Georgia Gov. Nathan Deal approved an expansion of the state's medical marijuana program on Tuesday, allowing people being treated for six additional medical conditions to possess cannabis oil.
The new qualifying conditions include autism, AIDS, Tourette's syndrome, and Alzheimer's disease. Patients must register with the state to be eligible and have a doctor's permission.
Many of the additions restrict use to patients who are in severe or end-stage condition. The new law also allows people in a hospice program, regardless of diagnosis, to legally possess the oil that's low in THC, the chemical responsible for the marijuana high.
The measure's sponsor, Rep. Allen Peake, has received national attention for his work on the issue and taking part in a network that gets the oil into patients' hands from other states where it can be sold and manufactured legally. Georgia doesn't allow that. Peake introduced separate legislation this year to allow a small number of medical cannabis manufacturers licensed and regulated by the state but opposition from Deal and law enforcement halted any debate.
"I'm grateful to my colleagues, Speaker David Ralston, and Lieutenant Governor Casey Cagle for their support in getting this bill to Governor Deal's desk," Peake said. "My hope is that in 2018 we can fill the gaping hole that still remains, and provide legal access to medical cannabis oil here in our state with a safe, lab tested product produced within our own borders. The job will not be finished until we accomplish this task."
Tuesday marked the final deadline for the governor to sign or veto lawmakers' proposals. Deal signed more than 50 bills, including the following measures:
— Information on Georgia voters' registration forms would have to match state or federal databases for them to be eligible to cast a ballot. Voting-rights advocates opposed the bill and argue it will disproportionately affect minorities. They also said it undermines the recent settlement of a federal lawsuit against Secretary of State Brian Kemp, challenging a similar matching procedure that Kemp's office implemented in 2010 and used until September.
— Increasing the next governor's salary by 25 percent to $175,000 per year. The change takes effect in 2019. Deal is limited to two terms and leaves office in 2018. He earns $139,339 per year.
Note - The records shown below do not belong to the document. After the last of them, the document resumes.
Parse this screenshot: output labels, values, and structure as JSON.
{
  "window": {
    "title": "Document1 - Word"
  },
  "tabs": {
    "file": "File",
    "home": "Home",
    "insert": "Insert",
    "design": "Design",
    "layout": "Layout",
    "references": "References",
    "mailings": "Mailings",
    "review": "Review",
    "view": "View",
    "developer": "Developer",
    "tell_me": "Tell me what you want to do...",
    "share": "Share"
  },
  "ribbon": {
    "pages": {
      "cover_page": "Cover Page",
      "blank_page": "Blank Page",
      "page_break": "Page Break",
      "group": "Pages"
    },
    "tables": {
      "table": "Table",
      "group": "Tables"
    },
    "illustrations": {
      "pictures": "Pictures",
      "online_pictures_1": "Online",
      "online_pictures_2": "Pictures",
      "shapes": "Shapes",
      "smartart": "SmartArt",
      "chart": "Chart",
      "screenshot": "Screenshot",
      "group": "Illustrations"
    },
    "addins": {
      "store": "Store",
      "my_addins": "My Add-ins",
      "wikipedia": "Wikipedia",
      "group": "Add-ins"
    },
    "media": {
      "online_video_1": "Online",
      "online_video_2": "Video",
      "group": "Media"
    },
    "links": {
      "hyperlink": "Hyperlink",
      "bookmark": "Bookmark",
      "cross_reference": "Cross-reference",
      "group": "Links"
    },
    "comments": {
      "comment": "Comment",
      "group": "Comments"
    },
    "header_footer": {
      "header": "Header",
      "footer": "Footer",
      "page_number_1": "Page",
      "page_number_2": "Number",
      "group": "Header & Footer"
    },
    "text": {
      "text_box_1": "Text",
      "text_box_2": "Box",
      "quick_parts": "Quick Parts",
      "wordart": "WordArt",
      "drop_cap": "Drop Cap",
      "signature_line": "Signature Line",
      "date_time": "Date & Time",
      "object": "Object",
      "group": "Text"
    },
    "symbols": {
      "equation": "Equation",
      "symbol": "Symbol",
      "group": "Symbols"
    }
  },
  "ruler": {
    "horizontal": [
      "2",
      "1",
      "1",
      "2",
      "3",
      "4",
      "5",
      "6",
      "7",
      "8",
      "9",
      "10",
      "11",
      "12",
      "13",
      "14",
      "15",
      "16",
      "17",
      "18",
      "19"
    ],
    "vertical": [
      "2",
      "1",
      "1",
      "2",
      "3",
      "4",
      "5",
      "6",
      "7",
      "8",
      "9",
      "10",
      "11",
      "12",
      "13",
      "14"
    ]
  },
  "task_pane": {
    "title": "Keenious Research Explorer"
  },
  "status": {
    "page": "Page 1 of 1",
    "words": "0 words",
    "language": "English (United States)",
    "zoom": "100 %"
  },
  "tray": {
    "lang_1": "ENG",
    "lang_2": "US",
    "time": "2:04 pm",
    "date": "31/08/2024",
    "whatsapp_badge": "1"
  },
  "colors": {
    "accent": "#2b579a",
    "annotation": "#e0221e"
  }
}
— Permitting optometrists to perform injections around the eye, an expansion of state law that only permits ophthalmologists to do so as medical doctors. Deal independently issued an executive order for the Department of Public Health to create guidance on required training for optometrists.
The governor vetoed nine measures on Tuesday, including:
— A bill allowing parents to transfer legal authority for children to a family member or an outside agency for up to a year. Deal said the measure had good intentions of helping children but creates a "parallel and unchecked" system to Georgia's child welfare agency.
— A bill making it easier for parents to opt their kids out of taking state tests. Deal said local school districts already have that ability and he didn't want to add another layer of procedures.
— A bill allowing physicians to authorize physician assistants to prescribe some drugs containing hydrocodone. Deal said the idea runs counter to the state's efforts to fight opioid abuse.